My avid blog readers will recall a post from June 2015, entitled “Transplant-astic””, which was about the first successful uterine transplant in Sweden (October 2014). On February 24, 2016, The Cleveland Clinic attempted to replicate Sweden’s success; a uterine organ transplant was performed by Dr. Andreas G. Tzakis and her team on 26 year old Lindsey, the organ recipient. The surgical team was initially positive about the transplant, which they hoped would be the first of ten successful uterine transplants. Unfortunately, a simple fungal infection to Lindsey’s immunosuppressed system resulted in post-surgical blood loss and subsequent transplant failure.
Shortly after Lindsey’s media debut, which was greeted with initial excitement at the prospect of success, she began experiencing tachycardia (increased heart rate), dizziness, and decreased blood pressure. She was brought back to the Cleveland Clinic where it was determined that she required emergency surgery to remove the uterus. Apparently, candidiasis, a Candida albicans infection, had developed at the attachment site of the transplanted uterus. According to the Centers for Disease Control and Prevention, Candida albicans is the most common of the 20+ species of candida yeasts which can infect humans. Candida yeasts typically reside on mucous membranes and skin without causing infection, however proliferation of the fungus can create organ specific symptoms. For example, overgrowth in the vagina results in a yeast infection, overgrowth in the mouth/throat results in oropharyngeal candidiasis (thrush), and overgrowth in the bloodstream is referred to as invasive candidiasis. In Lindsey’s case, the infection resulted in blood loss and the other aforementioned symptoms. Fortunately, Lindsey is in good medical condition, however she will not be an appropriate candidate for a repeat surgery in the near future.
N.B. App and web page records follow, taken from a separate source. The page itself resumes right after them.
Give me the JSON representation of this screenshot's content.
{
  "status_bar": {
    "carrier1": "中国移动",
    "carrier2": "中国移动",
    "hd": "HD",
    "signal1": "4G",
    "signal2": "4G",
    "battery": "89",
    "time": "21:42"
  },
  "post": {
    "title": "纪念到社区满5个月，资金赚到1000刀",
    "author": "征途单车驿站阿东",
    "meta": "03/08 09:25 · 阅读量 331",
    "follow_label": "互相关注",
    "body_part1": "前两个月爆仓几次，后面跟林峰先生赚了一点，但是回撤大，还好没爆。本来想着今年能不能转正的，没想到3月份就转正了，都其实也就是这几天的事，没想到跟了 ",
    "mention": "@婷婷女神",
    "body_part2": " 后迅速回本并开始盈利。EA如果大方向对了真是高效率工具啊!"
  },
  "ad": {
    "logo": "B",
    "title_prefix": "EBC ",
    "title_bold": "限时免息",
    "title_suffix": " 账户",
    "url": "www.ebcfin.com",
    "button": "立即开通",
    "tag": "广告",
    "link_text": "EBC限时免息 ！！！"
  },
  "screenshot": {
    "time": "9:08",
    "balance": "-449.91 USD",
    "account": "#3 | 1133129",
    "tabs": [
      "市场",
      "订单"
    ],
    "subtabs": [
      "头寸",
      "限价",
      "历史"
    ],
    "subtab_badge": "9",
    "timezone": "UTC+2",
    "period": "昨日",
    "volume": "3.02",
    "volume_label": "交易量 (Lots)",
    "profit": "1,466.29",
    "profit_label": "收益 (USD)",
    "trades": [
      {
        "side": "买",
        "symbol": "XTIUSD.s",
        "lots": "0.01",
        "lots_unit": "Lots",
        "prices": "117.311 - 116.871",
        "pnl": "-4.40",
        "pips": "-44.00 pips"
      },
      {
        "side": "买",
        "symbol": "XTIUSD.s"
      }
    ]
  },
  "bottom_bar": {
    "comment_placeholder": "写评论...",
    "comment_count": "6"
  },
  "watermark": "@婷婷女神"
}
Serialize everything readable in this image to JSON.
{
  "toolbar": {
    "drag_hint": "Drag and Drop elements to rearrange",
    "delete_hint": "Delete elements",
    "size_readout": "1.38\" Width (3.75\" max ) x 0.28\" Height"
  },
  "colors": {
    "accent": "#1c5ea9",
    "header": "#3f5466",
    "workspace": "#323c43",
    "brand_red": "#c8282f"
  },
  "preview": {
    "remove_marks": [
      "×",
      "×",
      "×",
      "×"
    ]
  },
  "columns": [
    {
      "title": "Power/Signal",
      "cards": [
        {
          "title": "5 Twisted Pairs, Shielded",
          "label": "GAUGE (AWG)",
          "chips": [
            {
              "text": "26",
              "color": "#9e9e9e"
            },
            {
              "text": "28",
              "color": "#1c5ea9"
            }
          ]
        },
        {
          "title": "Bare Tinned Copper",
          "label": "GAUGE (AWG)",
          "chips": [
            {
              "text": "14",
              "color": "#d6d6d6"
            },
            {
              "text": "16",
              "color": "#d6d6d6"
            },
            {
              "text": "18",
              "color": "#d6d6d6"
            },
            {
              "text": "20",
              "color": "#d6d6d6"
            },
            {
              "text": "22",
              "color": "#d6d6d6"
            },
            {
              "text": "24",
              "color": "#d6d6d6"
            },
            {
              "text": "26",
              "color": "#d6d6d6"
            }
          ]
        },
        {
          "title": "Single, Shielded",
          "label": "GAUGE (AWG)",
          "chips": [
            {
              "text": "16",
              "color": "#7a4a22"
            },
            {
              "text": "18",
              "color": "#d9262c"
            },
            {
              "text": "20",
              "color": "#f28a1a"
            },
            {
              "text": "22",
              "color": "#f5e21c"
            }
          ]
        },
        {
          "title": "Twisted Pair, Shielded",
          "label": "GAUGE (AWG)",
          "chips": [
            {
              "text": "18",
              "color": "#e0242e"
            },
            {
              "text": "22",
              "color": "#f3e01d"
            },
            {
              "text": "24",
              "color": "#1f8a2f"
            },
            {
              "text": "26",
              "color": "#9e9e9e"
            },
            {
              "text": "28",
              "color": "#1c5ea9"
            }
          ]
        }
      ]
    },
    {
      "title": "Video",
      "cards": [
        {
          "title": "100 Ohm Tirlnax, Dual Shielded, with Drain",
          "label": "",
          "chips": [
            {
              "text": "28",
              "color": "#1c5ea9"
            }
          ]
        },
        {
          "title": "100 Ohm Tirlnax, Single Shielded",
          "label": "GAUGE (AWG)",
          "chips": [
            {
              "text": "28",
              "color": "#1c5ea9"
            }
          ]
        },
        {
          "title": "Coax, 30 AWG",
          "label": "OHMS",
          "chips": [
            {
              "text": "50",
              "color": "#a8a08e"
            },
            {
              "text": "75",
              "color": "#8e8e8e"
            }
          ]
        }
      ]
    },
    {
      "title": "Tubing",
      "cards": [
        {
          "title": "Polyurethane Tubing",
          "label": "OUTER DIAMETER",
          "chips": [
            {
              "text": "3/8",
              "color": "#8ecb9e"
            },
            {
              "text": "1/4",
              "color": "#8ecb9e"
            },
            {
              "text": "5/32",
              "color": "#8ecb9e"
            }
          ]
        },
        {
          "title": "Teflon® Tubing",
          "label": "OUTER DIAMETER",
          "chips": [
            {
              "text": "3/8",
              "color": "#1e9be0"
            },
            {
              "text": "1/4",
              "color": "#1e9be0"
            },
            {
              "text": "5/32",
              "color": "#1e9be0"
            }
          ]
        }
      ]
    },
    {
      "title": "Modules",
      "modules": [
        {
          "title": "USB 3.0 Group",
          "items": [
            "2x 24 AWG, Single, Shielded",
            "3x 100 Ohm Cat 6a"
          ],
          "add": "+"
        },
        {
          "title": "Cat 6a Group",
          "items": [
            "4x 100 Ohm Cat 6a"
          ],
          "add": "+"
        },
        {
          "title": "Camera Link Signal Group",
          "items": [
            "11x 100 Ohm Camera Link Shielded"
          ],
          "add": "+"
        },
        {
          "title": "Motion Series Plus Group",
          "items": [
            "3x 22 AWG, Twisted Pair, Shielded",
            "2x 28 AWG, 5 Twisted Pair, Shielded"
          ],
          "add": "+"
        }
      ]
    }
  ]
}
I chose to highlight this medical milestone in today’s blog. And yes, I refer to it as a “milestone” despite the fact that others might prefer to call it a “failure.” The reason I have chosen to do so is because medical research follows the same principal as the one taught to many children learning to tie their shoelaces for the first time. Namely, “If you don’t succeed at first, try, try again.” Many successful medical advancements come on the heels of previous unsuccessful attempts. Confucius has aptly stated, “Our greatest glory is not in never failing but in rising every time we fail.” Similarly, Thomas Edison, inventor of the light bulb, failed 1,000 times before he finally succeeded. When asked how it felt to fail 1,000 times, Edison responded, “I didn’t fail 1,000 times. The light bulb was an invention with 1,000 steps.” On that note, I give much credit to the Cleveland Clinic, who is already planning for future transplants with modified protocol to decrease the chance of future similar occurrences. In addition, I applaud Lindsey for boldly going where no American woman has gone before. May all her hopes and dreams regarding family planning come to fruition in a safe and satisfying manner.